An Overview of Interest Based Negotiation Strategy
Interest Based Negotiation is a negotiation strategy that focuses on developing mutually acceptable agreements based on the interests of the parties rather than their positions. Interests include the needs, desires, concerns, and goals that are important to each side. These are the underlying reasons why people become involved in conflict.
The theory of this strategy is that people will be more likely to be able to reach an agreement when their interests are met rather than when one “position” wins over the other. This is called “positional bargaining,” and this is what we see most often in the practice of law. This is when each side has a fixed, opposing viewpoint (position) from the other which tends to result in either a compromise or no agreement at all and ultimate litigation.
Compromises may split the difference between the parties, giving each side half or a portion of what they want, but they do not usually satisfy the true interests of the parties. Interest based negotiation strategy, though, can potentially give both sides what they want and actually create joint value for the parties. This is important because in most cases there will be a continuing relationship between the parties. For them to have an agreement that is satisfying to both sides will serve to enhance their future relationship.
This is especially important for divorcing spouses who want to be able to effectively co-parent their children and for their children who want to be able to have their parents be able to work together and get along for their benefit.
Identify Each Side’s Interests

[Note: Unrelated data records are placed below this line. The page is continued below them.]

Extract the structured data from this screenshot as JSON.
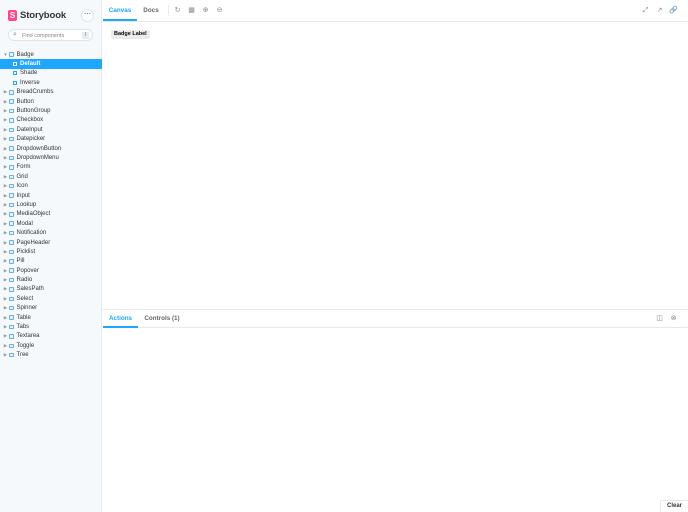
{
  "brand": {
    "name": "Storybook",
    "logo_letter": "S"
  },
  "menu_glyph": "⋯",
  "search": {
    "placeholder": "Find components",
    "shortcut": "/"
  },
  "tree": {
    "badge": {
      "label": "Badge",
      "stories": [
        "Default",
        "Shade",
        "Inverse"
      ],
      "selected": "Default"
    },
    "components": [
      "BreadCrumbs",
      "Button",
      "ButtonGroup",
      "Checkbox",
      "DateInput",
      "Datepicker",
      "DropdownButton",
      "DropdownMenu",
      "Form",
      "Grid",
      "Icon",
      "Input",
      "Lookup",
      "MediaObject",
      "Modal",
      "Notification",
      "PageHeader",
      "Picklist",
      "Pill",
      "Popover",
      "Radio",
      "SalesPath",
      "Select",
      "Spinner",
      "Table",
      "Tabs",
      "Textarea",
      "Toggle",
      "Tree"
    ]
  },
  "toolbar": {
    "tabs": {
      "canvas": "Canvas",
      "docs": "Docs"
    },
    "icons": [
      "reload-icon",
      "grid-icon",
      "zoom-icon",
      "reset-zoom-icon",
      "fullscreen-icon",
      "open-new-tab-icon",
      "copy-link-icon"
    ]
  },
  "canvas": {
    "badge_label": "Badge Label"
  },
  "panel": {
    "tabs": {
      "actions": "Actions",
      "controls": "Controls (1)"
    },
    "clear": "Clear"
  },
  "colors": {
    "accent": "#1ea7fd",
    "brand": "#ff4785",
    "sidebar_bg": "#f6f9fc"
  }
}
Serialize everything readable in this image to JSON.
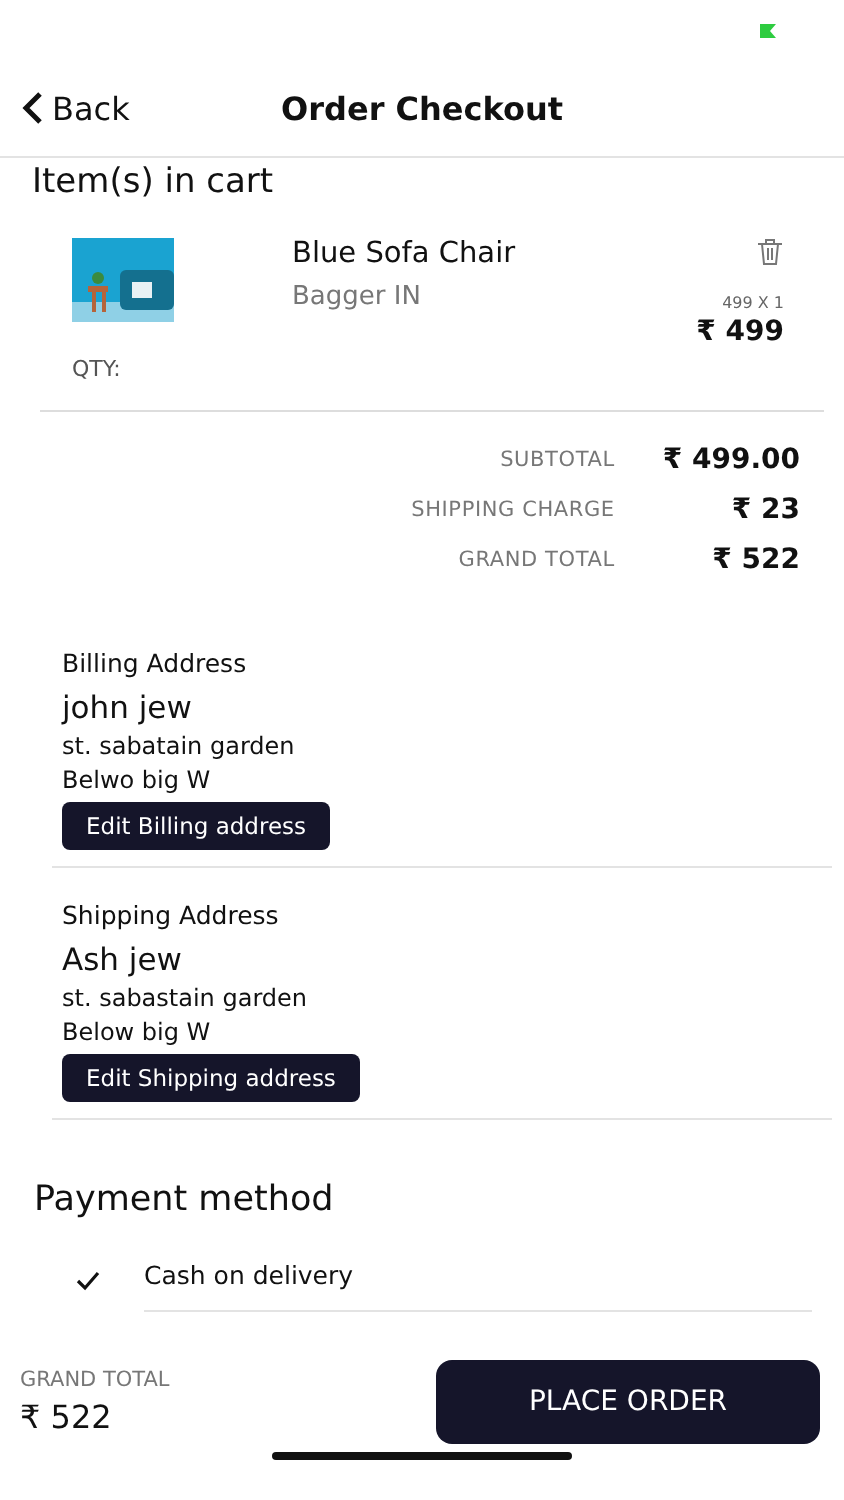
{
  "header": {
    "back": "Back",
    "title": "Order Checkout"
  },
  "cart": {
    "heading": "Item(s) in cart",
    "items": [
      {
        "name": "Blue Sofa Chair",
        "seller": "Bagger IN",
        "qty_label": "QTY:",
        "unit": "499 X 1",
        "price": "₹ 499"
      }
    ]
  },
  "summary": [
    {
      "label": "SUBTOTAL",
      "value": "₹ 499.00"
    },
    {
      "label": "SHIPPING CHARGE",
      "value": "₹ 23"
    },
    {
      "label": "GRAND TOTAL",
      "value": "₹ 522"
    }
  ],
  "addresses": [
    {
      "heading": "Billing Address",
      "name": "john jew",
      "line1": "st. sabatain garden",
      "line2": "Belwo big W",
      "button": "Edit Billing address"
    },
    {
      "heading": "Shipping Address",
      "name": "Ash jew",
      "line1": "st. sabastain garden",
      "line2": "Below big W",
      "button": "Edit Shipping address"
    }
  ],
  "payment": {
    "heading": "Payment method",
    "options": [
      {
        "label": "Cash on delivery",
        "selected": true
      }
    ]
  },
  "footer": {
    "label": "GRAND TOTAL",
    "total": "₹ 522",
    "button": "PLACE ORDER"
  }
}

The first step in interest-based negotiation is to identify each side’s interests. This can take some work by the professionals involved and requires asking questions, listening well, and asking more questions. For example, if one spouse in a divorce is insisting on keeping the marital home and the other wants to sell it, the job of the negotiator is to get each person to talk about why they feel the way they do, what their concerns are, etc.

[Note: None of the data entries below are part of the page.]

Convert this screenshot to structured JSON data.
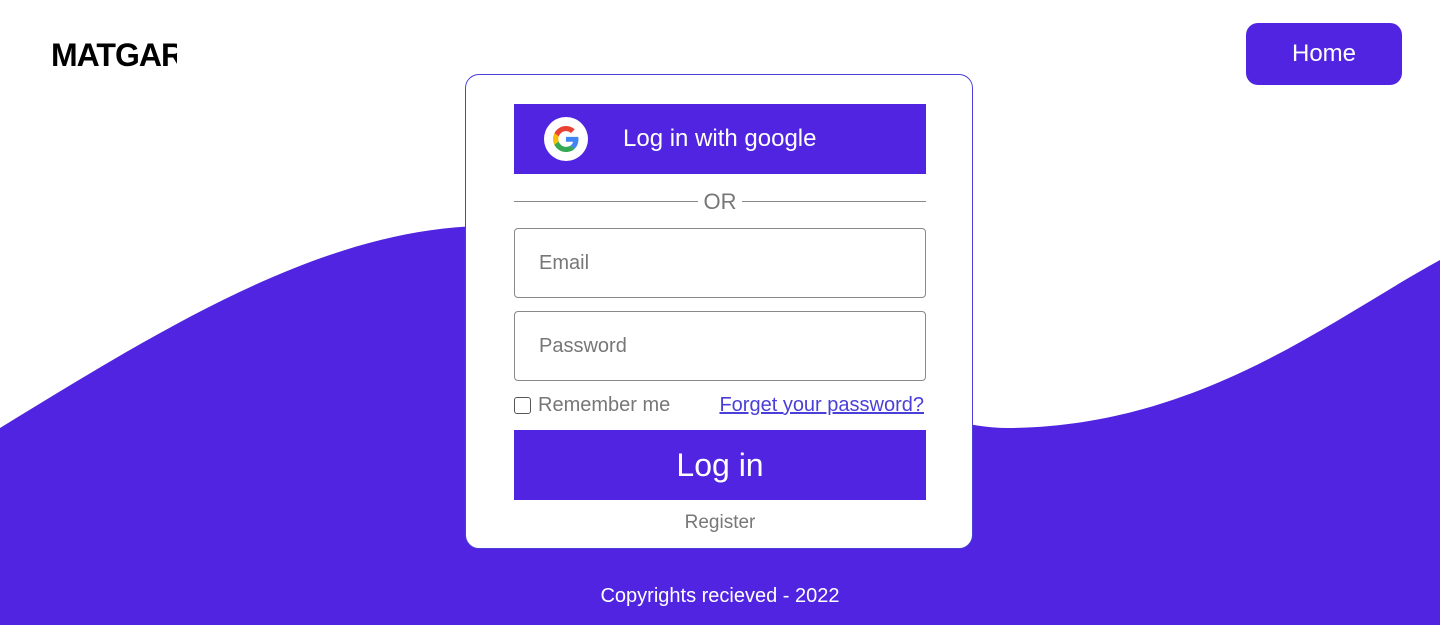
{
  "brand": {
    "logo_text": "MATGAR",
    "accent_color": "#5024E0"
  },
  "nav": {
    "home_label": "Home"
  },
  "login": {
    "google_label": "Log in with google",
    "google_icon": "google-g-icon",
    "divider_text": "OR",
    "email_placeholder": "Email",
    "password_placeholder": "Password",
    "remember_label": "Remember me",
    "forgot_label": "Forget your password?",
    "submit_label": "Log in",
    "register_label": "Register"
  },
  "footer": {
    "copyright": "Copyrights recieved - 2022"
  }
}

The goal is to figure out why people feel the way they do and why they are asking for what they are asking for. The questions are being asked to understand their interests better and not to challenge them. And the answers given by each side help the other side to understand the other’s interests and needs. This is extremely valuable in helping each side understand the other’s perspective.
Example of an Interest-Based Negotiation Strategy
The classic example of showing how to create joint value and interest based negotiation strategy is that of a dispute that two children have over an orange. Both children take the position that they want (must have) the whole orange. The mother of the children hears from each of them about wanting the orange, and based on their positions, cuts the orange in half and gives each of them half. This outcome is called a compromise.
But what if the mother had asked each child why she wanted the orange? What if she had asked each one what she wanted to do with the orange? If she had, there would have been a different outcome and each child would have gotten what she wanted, because one child wanted to eat the inside of the orange and the other child wanted the rind to use for baking some cookies. If the mother had asked questions to determine what they wanted, then each child could have gotten all of what they wanted, rather than half.
Steps for Effective Interest-Based Negotiation:
Separate the people from the problem by identifying the interests, needs and goals of each side. This is done by asking open-ended questions and allowing each side time to respond to these questions, and this in turn helps each side to gain a better understanding of the other side’s perspective. Clear communication is almost always at the root of any dispute, and once each side can clearly articulate their own interests and also hear those of the other side, progress can be made.
Focus on interests and not positions. The goal here is to keep the parties focused on why they want what they say they want rather than just stating what they want. Again, when people hold fast to their positions, it is the rare occasion when both sides get what they say they want. When people are helped to express interests and needs rather than positions, then the conversation and communication is more effective and both sides are more likely to be satisfied with the outcome.
Examples of positions
“I have to keep the house.”
“I want 50/50 custody of the children.”
“I will not ever pay spousal support.”
Examples of interests
“I think it’s important that the children stay in the house so there isn’t too much change for them all at once.”
“I’m afraid you will keep the kids from me and I don’t want to be just an every other weekend dad.”
“I need to know that I will not have to pay support forever and that you understand you need to get a job and help out.”
Brainstorm options once the interests of the parties are known. This is when all options anyone can think of are listed and neither side evaluates the options until all options are listed. These possible solutions should attempt to meet the interests and needs of each party. Once a number of options are generated, then the parties can evaluate the options. In this way, the parties often come up with new and creative ideas for meeting their interests and needs that no one had even thought of before. The goal is for each side to have enough of their interests met that they view the outcome in a positive and satisfying way.
Benefits of an Interest-Based Negotiation Strategy
Interest based negotiation strategy takes time and effort, but the outcome is more likely to be mutually satisfying to the parties as well as more enduring. The bottom line is there are an infinite number of solutions that can be brought to the table to help people resolve their disputes in ways that will meet their interests and needs, and interest based negotiation is the vehicle by which those satisfying resolutions can be achieved.
Lynchburg Family Law Attorney M. Marcy Jones is an experienced lawyer trained in collaborative negotiation strategies to help her clients satisfy their interests in the divorce process. To learn more, call 434-845-2463 for an appointment. Here are reviews and testimonials from some of Marcy’s clients.